REQUIRED ACTION — What lines in the records below mention "JSON"? List them all.

GIVEN ENTRIES —
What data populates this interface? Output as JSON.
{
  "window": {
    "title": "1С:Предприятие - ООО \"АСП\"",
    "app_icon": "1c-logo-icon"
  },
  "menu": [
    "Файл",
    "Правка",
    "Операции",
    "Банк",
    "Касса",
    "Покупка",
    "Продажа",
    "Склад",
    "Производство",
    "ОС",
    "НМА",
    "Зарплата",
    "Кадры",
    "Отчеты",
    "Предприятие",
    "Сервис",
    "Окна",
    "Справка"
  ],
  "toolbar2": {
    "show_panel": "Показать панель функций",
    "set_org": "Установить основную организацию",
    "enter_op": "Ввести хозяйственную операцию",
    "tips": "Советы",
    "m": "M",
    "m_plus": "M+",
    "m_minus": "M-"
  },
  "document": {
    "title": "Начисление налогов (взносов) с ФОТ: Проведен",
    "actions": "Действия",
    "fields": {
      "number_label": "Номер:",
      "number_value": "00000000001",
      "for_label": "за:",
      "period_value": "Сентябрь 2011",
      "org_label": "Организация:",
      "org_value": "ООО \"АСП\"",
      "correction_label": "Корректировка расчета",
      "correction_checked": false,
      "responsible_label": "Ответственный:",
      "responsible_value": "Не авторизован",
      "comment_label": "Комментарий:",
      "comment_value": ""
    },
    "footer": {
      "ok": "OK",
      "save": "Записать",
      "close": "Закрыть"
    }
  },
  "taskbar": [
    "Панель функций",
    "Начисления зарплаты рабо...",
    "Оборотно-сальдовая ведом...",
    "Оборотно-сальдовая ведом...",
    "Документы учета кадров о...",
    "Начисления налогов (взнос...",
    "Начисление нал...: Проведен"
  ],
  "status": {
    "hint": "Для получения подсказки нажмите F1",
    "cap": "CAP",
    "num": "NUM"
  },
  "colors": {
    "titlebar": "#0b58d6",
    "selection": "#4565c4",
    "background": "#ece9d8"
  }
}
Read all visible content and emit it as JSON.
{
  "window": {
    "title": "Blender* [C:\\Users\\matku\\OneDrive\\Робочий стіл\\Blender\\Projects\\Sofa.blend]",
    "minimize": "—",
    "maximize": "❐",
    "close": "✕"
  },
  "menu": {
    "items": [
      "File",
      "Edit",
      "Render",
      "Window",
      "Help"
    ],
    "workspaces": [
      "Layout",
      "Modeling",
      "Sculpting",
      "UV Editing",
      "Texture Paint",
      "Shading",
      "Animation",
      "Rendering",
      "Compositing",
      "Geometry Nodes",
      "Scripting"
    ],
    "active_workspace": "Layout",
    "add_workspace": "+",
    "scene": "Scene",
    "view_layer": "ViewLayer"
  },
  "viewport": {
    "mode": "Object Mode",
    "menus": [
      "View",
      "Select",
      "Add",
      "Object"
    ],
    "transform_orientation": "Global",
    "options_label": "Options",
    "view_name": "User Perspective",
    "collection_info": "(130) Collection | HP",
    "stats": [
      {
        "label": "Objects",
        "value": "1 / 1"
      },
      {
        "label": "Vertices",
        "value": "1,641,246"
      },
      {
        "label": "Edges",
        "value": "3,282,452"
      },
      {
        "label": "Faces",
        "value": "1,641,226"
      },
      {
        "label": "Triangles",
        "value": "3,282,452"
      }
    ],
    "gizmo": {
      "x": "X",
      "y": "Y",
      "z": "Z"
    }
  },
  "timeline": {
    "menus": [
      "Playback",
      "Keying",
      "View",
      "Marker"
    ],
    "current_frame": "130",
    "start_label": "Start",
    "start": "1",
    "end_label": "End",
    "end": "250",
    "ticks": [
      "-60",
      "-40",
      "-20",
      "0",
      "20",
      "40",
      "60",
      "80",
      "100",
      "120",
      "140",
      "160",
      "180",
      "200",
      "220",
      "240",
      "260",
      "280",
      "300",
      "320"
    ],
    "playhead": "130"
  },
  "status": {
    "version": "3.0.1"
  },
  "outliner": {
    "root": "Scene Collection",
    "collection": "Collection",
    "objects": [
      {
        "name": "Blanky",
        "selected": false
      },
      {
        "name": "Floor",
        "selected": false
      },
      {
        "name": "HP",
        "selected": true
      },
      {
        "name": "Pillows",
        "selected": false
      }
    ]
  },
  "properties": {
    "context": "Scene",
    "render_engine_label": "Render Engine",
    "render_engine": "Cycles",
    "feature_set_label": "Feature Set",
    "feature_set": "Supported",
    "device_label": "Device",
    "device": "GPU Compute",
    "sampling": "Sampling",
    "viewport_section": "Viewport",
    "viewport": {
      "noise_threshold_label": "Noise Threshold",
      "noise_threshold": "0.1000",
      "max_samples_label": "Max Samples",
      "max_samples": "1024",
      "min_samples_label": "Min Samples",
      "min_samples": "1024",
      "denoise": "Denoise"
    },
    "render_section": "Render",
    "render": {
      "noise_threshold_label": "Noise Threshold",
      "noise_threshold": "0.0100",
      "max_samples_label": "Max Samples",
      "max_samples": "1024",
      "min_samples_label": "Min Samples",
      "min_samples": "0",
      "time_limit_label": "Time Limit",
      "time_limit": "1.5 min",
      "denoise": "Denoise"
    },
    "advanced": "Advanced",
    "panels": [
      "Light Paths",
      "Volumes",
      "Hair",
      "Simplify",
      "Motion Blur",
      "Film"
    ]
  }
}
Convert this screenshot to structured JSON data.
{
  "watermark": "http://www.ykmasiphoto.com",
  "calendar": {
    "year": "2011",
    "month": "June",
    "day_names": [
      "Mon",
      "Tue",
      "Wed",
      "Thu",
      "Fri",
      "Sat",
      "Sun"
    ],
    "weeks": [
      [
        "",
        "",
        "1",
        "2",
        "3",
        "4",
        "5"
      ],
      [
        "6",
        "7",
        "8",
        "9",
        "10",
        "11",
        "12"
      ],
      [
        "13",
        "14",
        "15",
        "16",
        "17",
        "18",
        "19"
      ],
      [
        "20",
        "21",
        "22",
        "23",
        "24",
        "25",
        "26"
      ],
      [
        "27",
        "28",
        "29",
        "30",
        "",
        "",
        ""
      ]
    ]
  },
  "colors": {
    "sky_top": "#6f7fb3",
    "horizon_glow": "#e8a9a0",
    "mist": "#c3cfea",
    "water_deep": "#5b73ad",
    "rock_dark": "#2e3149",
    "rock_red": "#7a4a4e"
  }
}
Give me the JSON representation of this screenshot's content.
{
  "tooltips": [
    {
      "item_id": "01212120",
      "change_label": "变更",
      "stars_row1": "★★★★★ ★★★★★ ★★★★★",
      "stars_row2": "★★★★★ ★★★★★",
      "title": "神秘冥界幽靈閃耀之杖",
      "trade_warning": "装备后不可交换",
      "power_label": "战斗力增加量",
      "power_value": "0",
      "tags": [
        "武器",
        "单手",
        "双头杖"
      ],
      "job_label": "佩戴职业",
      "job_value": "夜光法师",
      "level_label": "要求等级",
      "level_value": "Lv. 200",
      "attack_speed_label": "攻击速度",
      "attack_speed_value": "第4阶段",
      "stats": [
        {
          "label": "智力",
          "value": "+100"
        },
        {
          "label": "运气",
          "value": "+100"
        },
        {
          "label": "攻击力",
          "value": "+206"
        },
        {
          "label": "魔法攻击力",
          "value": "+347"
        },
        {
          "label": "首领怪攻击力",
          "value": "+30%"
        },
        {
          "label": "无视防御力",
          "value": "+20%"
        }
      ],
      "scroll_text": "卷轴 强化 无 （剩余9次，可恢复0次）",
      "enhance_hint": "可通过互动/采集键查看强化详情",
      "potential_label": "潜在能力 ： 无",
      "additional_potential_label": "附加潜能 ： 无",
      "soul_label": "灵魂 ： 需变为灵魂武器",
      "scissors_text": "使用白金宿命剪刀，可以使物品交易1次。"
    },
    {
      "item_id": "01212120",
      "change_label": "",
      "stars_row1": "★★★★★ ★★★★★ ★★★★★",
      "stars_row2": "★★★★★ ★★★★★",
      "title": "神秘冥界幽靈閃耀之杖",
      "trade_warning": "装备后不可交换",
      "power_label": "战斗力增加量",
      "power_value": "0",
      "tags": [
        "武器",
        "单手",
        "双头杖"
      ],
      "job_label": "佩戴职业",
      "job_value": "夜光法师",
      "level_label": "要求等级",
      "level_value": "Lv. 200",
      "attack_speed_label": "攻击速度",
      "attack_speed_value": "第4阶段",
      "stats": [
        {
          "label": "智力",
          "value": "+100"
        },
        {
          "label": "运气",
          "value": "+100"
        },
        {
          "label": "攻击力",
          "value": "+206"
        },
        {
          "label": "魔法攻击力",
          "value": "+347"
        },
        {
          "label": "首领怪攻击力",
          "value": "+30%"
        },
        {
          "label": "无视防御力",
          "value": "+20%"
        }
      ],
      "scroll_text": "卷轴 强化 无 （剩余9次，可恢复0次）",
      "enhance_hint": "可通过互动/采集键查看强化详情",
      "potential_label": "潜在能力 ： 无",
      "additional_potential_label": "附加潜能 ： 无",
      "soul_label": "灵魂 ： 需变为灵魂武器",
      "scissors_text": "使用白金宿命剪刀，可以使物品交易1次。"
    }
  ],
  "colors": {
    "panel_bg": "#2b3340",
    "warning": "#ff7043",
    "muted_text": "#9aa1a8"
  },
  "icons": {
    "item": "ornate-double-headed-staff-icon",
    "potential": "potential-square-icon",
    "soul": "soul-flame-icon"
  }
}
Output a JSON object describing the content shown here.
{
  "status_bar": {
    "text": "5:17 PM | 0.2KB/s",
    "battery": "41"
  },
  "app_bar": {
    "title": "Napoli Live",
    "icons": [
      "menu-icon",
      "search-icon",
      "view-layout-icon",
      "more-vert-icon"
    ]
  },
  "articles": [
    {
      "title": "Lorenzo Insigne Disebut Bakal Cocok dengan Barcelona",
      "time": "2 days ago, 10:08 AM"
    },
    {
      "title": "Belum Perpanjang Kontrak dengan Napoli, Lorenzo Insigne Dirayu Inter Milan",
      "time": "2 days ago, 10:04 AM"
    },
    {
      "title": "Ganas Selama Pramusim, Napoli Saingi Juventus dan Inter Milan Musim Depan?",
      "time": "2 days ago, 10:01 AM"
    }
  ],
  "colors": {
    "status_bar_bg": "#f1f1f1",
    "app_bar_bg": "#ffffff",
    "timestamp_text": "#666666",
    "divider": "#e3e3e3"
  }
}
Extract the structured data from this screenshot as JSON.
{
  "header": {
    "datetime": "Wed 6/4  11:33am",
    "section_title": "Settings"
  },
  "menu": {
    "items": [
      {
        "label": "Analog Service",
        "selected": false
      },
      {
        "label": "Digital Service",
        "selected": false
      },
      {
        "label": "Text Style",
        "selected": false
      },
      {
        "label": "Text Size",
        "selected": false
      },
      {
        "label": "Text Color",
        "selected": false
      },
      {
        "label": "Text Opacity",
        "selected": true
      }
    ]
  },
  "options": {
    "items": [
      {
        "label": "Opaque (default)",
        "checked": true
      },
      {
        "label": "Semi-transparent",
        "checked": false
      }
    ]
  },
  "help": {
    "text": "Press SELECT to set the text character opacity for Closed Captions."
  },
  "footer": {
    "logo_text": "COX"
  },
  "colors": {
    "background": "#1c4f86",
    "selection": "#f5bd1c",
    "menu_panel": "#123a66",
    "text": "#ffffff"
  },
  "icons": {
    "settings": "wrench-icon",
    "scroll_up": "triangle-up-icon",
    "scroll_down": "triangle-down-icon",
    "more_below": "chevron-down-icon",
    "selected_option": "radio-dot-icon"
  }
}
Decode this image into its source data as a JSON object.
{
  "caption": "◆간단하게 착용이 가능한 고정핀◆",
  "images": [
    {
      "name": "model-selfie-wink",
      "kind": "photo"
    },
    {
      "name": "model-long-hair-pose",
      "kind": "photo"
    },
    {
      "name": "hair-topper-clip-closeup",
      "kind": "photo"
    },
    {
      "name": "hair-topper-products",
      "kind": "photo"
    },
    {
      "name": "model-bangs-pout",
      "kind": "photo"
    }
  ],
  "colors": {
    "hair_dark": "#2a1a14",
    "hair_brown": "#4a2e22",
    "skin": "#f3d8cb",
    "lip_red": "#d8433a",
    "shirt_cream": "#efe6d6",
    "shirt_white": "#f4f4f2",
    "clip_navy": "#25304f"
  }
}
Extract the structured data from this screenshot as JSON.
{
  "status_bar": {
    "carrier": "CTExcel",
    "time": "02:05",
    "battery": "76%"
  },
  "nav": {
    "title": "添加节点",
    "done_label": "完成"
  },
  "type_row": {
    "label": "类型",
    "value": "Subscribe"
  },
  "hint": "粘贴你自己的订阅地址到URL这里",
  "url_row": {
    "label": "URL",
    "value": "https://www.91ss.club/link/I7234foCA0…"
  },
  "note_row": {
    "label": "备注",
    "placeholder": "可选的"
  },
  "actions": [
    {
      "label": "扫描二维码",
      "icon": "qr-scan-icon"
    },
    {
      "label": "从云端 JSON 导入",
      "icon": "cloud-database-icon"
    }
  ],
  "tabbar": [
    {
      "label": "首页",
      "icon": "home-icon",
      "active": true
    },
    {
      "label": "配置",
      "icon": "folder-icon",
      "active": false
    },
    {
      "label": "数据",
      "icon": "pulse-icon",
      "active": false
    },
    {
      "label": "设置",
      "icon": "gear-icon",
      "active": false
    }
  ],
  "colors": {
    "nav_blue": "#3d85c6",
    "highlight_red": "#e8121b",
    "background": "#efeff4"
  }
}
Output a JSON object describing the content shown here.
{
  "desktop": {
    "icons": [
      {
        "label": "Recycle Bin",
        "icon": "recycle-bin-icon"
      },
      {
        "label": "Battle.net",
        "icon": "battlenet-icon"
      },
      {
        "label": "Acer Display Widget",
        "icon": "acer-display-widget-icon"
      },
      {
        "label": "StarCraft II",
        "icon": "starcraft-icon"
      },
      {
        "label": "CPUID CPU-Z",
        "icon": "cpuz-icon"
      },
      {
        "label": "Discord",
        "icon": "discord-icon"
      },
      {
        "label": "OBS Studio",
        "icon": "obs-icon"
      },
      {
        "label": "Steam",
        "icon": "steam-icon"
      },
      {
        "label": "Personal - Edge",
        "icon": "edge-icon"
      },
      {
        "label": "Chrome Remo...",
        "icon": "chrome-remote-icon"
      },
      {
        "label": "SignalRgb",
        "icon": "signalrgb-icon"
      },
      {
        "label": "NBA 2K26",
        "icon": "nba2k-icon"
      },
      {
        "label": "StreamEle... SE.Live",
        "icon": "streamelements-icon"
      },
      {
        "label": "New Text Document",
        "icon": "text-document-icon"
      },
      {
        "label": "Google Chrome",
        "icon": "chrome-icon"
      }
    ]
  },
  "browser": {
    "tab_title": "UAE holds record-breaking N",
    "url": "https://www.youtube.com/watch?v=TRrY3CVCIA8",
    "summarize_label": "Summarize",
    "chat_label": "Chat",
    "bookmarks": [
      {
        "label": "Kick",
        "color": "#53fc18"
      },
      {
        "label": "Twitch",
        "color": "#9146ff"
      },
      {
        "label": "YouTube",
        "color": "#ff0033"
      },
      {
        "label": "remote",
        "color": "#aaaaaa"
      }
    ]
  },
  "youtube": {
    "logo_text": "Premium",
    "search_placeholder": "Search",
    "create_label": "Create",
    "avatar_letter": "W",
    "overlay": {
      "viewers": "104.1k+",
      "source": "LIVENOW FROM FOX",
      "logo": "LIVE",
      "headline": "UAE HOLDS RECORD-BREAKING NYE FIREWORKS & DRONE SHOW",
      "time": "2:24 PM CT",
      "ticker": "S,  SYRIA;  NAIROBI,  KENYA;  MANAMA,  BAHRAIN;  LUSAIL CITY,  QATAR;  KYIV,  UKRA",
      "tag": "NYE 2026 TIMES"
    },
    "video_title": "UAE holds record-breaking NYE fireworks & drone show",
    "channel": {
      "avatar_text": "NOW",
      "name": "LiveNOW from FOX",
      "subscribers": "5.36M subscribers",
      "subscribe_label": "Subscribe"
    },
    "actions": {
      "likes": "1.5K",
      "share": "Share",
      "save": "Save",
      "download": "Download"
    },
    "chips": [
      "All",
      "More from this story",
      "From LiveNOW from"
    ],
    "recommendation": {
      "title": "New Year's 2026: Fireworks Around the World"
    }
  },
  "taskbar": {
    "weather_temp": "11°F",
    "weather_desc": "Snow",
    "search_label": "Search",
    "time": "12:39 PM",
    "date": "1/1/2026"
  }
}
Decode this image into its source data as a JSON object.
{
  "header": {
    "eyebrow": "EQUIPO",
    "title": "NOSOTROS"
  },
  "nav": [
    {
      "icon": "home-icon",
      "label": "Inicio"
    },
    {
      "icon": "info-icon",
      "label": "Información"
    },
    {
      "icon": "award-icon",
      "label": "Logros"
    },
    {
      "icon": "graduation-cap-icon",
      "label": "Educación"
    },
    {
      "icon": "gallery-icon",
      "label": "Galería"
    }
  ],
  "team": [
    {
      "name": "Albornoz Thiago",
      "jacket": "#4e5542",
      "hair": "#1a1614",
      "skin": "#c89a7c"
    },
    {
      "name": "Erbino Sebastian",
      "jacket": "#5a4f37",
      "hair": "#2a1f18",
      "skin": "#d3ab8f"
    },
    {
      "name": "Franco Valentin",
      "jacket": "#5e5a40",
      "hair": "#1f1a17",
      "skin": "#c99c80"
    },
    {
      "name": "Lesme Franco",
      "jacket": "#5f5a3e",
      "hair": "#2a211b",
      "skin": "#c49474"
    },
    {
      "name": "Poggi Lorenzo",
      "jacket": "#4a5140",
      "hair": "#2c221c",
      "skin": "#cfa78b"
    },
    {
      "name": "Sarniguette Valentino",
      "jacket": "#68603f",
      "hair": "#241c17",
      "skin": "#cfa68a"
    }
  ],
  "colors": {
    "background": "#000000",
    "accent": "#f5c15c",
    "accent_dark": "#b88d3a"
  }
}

RESULT FOR THIS TASK —
What data populates this interface? Output as JSON.
Read all visible content and emit it as JSON.
Convert this screenshot to structured JSON data.
Give me the JSON representation of this screenshot's content.
Output a JSON object describing the content shown here.
Extract the structured data from this screenshot as JSON.
Decode this image into its source data as a JSON object.
Extract the structured data from this screenshot as JSON.
      "label": "从云端 JSON 导入",
Output a JSON object describing the content shown here.
Decode this image into its source data as a JSON object.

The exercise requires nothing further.